They are time consuming to shuck but so worth it.
I think I will try making baked beans out of these soon. By time I pick and shuck the rest of them, I should have a couple quart jars full of dried beans. That works! Tho very tasty, I haven't decided if I will make space for them again next year even tho they were grown on a fence.
I pulled my last celery stalk. WoW~with the root end cut off, it still stood all the way up to my hips...they all must grow this way. By the time I cut the leaves off for drying, chopped the small ends and trimmed the stalk, it was still larger than any I've seen in the stores or the organic farms. I'm very pleased also, that the flavor
so sweet and enhanced with our first frost. These will definitely find a spot in next summer's garden.
After brining a rack of ribs and bacon for a couple of days in brown sugar, salt and water, Bill started the grill on low, chopped an apple branch for soaked shavings to provide more flavor, and 7-8 hrs later, what a delicious supper of pork ribs we had.
The thicker chunks beneath the ribs were the slab of bacon which we cooled to room temperature, then popped in the freezer for a few hours to make it more manageable to cut on the slicer. The taste of fresh bacon in the middle of winter will sure be a treat.
My fall days would not be complete without staring at more, .................you guessed it, to-ma-toes!
For a while, I had eaten so many that my mouth was getting sore from their acidic side. Today I just canned them 'regular,' plain, easy-peasy will pleaseme!
Now, about my luck...they, whoever they, is, says that if you see a Praying Mantis, you will have good luck.
First of all, these little fellas are not supposed to even Be this far north or west. I have seen them on the East coast, to first realize that they are aggressive, defensive little jobbers. I can attest to that. Out in Jersey, one once would not let me pass my window. OK, I argued, you are not going to win this one because this girl has got to get to work. It kept jumping toward me and since I didn't know any better way back then, I let him fool me for awhile....finally I just screamed and ran past him....he was about 8 inches long and those eyes....

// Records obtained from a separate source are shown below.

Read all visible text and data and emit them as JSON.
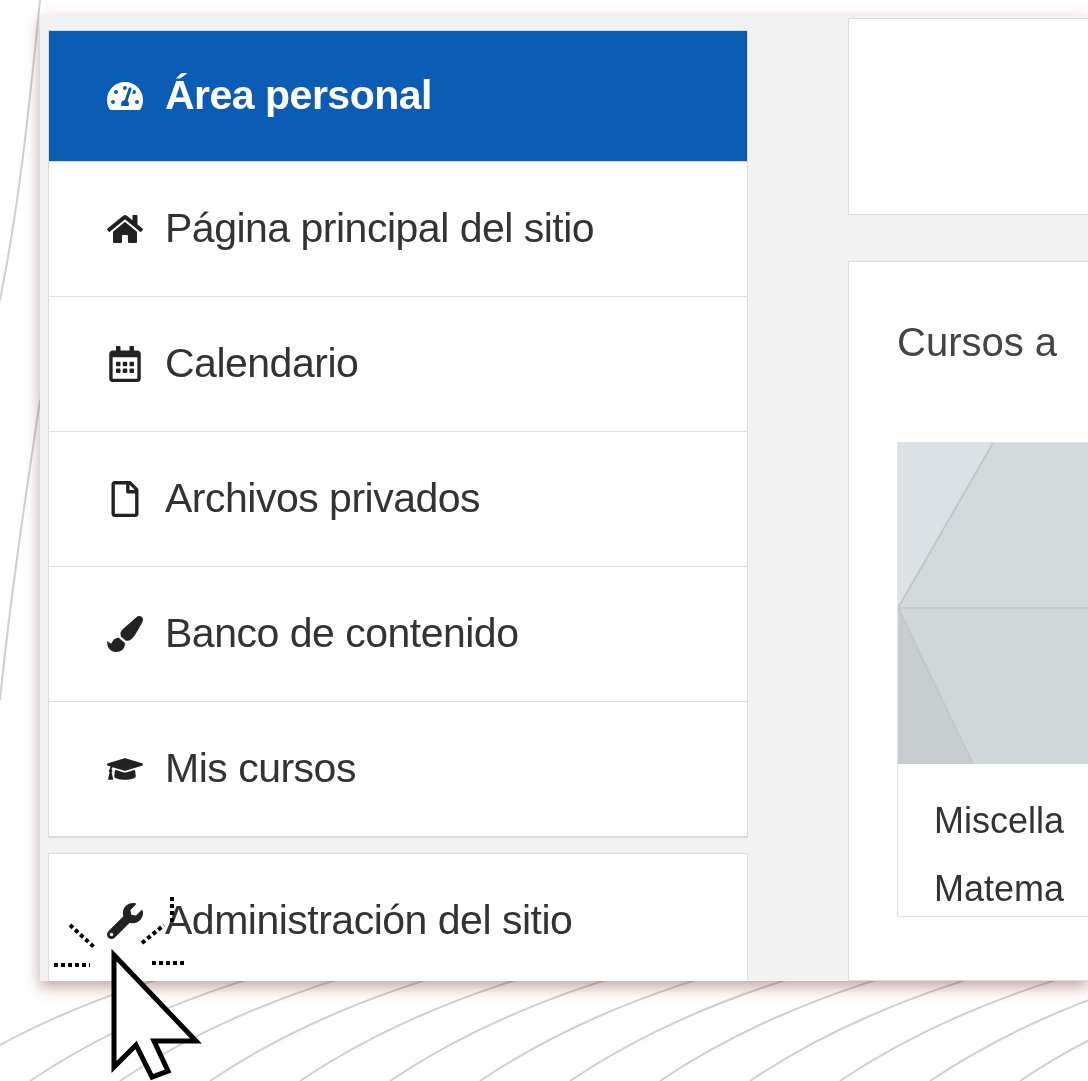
{
  "nav": [
    {
      "label": "Área personal",
      "kind": "dashboard",
      "selected": true
    },
    {
      "label": "Página principal del sitio",
      "kind": "home",
      "selected": false
    },
    {
      "label": "Calendario",
      "kind": "calendar",
      "selected": false
    },
    {
      "label": "Archivos privados",
      "kind": "file",
      "selected": false
    },
    {
      "label": "Banco de contenido",
      "kind": "brush",
      "selected": false
    },
    {
      "label": "Mis cursos",
      "kind": "cap",
      "selected": false
    }
  ],
  "admin_nav": [
    {
      "label": "Administración del sitio",
      "kind": "wrench",
      "selected": false
    }
  ],
  "courses_card": {
    "title": "Cursos a",
    "course": {
      "category": "Miscella",
      "name": "Matema"
    }
  }
}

They really are kind of creepy-looking with those spikes for shoes and double speared rears, ready to pounce on their next meal...they are meat eaters, so this fella could really have feasted for years on this ol' gal.
He kept flaring his wings out and up, twitching those forks on his butt and rolling his eyes, all the while, not getting off the gate so I could get into the garden. So much for ' good luck,' I'm thinking. He finally did move over and off the gate to let me pass but he kept one of those many eyes on me at all times. I did the same.
Maybe I Did have a bit of luck, for look what I spotted in the brush...my first sighting of Winterberries, and it's only September.? These, too, are early to arrive. When the leaves drop, and if the birds don't beat me to these, I will have some red for my Christmas decorating....did I say Christmas? You did not hear that. It's only September.
Thanks again, for listening to me ramble on. You are a peach for taking time out of your busy day to stop by for a chat.